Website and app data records
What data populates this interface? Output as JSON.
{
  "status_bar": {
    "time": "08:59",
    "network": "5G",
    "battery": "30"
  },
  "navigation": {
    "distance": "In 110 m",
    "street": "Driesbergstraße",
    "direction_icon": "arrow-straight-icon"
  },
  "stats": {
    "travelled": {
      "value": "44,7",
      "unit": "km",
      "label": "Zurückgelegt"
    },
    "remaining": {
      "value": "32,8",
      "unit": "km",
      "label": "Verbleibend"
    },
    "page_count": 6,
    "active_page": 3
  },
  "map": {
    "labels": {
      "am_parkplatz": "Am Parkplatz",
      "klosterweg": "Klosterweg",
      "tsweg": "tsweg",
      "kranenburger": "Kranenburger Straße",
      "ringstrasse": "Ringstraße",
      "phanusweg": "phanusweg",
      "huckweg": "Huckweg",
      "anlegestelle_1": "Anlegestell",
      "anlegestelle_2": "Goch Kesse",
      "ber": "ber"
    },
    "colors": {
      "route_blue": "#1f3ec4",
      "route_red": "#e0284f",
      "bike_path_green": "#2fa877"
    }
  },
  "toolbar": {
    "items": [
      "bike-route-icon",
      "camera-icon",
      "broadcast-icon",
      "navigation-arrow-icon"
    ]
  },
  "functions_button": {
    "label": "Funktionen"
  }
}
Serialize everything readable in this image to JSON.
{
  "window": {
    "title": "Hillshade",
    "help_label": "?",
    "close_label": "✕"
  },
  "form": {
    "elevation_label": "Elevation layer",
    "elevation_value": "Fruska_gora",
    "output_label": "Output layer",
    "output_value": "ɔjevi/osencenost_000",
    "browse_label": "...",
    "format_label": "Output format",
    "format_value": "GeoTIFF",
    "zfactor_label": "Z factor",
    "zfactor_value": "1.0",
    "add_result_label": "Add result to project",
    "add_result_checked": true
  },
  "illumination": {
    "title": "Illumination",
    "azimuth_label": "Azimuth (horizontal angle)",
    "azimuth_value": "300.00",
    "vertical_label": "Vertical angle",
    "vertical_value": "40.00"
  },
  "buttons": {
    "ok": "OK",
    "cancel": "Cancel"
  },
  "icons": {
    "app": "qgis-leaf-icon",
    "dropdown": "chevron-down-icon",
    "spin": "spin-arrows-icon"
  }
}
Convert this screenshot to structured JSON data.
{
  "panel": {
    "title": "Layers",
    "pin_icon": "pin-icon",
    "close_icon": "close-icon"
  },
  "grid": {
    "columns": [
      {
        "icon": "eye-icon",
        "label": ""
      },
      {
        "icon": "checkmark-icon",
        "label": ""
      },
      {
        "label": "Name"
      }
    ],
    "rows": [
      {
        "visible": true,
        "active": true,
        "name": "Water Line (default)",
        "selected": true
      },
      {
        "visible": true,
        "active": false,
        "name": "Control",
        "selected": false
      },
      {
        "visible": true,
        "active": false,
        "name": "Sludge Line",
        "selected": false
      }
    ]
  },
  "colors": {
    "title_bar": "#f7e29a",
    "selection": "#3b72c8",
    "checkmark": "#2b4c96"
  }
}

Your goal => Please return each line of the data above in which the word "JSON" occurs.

Exercise answer =>
What data populates this interface? Output as JSON.
Serialize everything readable in this image to JSON.
Convert this screenshot to structured JSON data.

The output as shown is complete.